[Work task]
Return each line of the entries that holds the string "JSON".

══ Entries provided ══

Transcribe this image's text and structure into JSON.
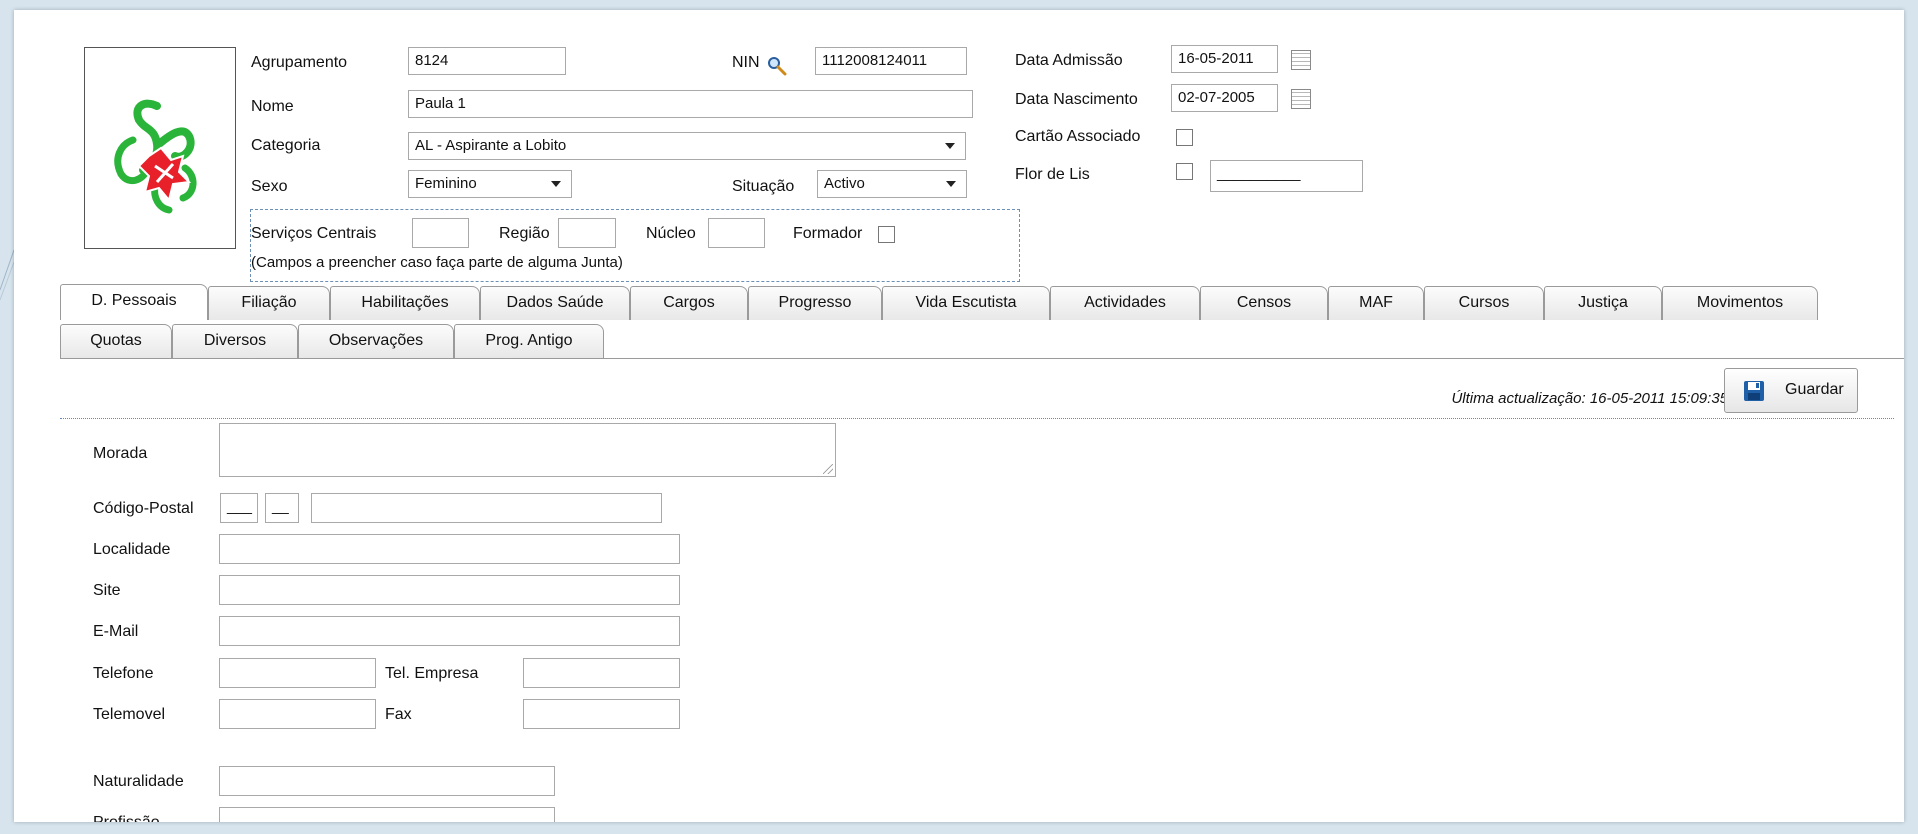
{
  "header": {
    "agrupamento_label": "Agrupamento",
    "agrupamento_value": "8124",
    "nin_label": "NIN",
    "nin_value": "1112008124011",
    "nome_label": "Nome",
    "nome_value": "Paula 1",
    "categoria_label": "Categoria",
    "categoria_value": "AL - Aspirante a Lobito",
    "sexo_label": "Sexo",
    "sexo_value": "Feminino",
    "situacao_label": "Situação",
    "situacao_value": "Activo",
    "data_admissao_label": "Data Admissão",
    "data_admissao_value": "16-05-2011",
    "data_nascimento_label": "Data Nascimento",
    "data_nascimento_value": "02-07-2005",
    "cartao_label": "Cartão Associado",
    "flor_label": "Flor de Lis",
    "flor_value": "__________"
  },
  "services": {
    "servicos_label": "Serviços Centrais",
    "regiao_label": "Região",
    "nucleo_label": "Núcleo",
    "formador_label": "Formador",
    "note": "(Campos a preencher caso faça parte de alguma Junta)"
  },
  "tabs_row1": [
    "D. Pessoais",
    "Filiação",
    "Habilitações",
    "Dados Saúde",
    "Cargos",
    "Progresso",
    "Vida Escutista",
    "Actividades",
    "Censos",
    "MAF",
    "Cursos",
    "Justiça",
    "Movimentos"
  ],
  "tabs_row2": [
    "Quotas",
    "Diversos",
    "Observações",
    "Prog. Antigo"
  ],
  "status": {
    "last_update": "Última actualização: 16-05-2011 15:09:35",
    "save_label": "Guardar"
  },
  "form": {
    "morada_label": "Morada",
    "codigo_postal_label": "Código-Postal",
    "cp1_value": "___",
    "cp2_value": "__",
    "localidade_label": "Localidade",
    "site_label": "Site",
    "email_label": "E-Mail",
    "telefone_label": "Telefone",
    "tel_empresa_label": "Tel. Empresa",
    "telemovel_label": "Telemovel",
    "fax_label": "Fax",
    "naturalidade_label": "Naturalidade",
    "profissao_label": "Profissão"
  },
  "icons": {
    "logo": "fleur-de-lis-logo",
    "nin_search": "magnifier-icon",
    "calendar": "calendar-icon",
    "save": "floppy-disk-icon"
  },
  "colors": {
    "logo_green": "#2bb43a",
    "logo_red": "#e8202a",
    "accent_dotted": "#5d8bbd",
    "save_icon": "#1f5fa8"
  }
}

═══
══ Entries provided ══

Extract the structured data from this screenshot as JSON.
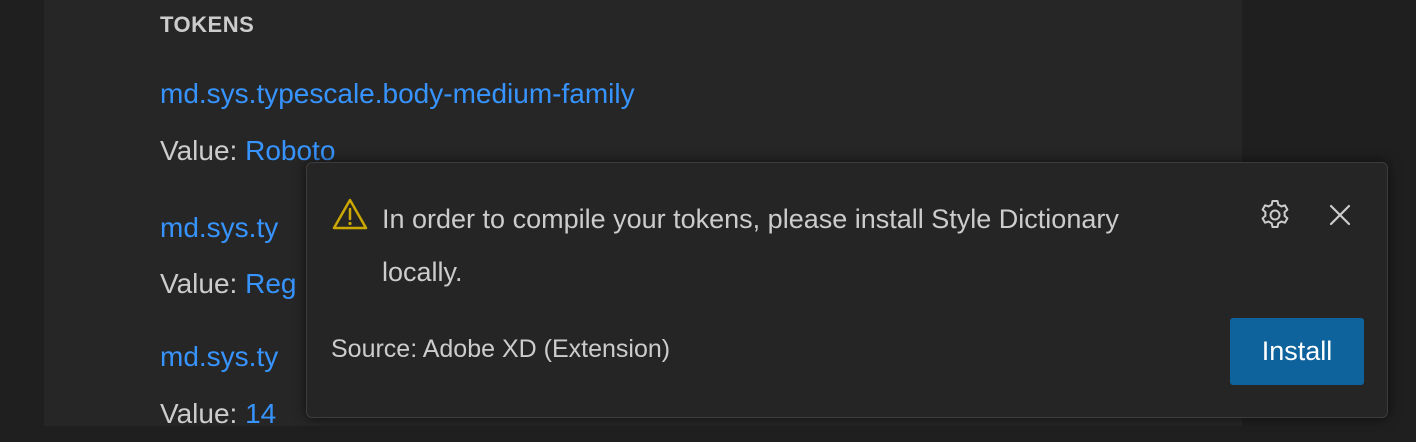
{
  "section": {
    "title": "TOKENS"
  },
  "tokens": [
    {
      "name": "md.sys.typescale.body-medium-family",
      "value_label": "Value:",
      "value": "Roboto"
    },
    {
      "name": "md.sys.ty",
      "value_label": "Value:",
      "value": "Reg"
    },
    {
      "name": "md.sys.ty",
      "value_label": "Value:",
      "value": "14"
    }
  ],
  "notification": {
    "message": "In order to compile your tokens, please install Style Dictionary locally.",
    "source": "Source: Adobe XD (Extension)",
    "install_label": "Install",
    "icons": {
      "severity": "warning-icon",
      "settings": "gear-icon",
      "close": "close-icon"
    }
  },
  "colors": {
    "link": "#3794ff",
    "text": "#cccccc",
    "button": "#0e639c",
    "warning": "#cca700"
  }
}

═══

[Response area]
Transcribe this image's text and structure into JSON.
Extract the structured data from this screenshot as JSON.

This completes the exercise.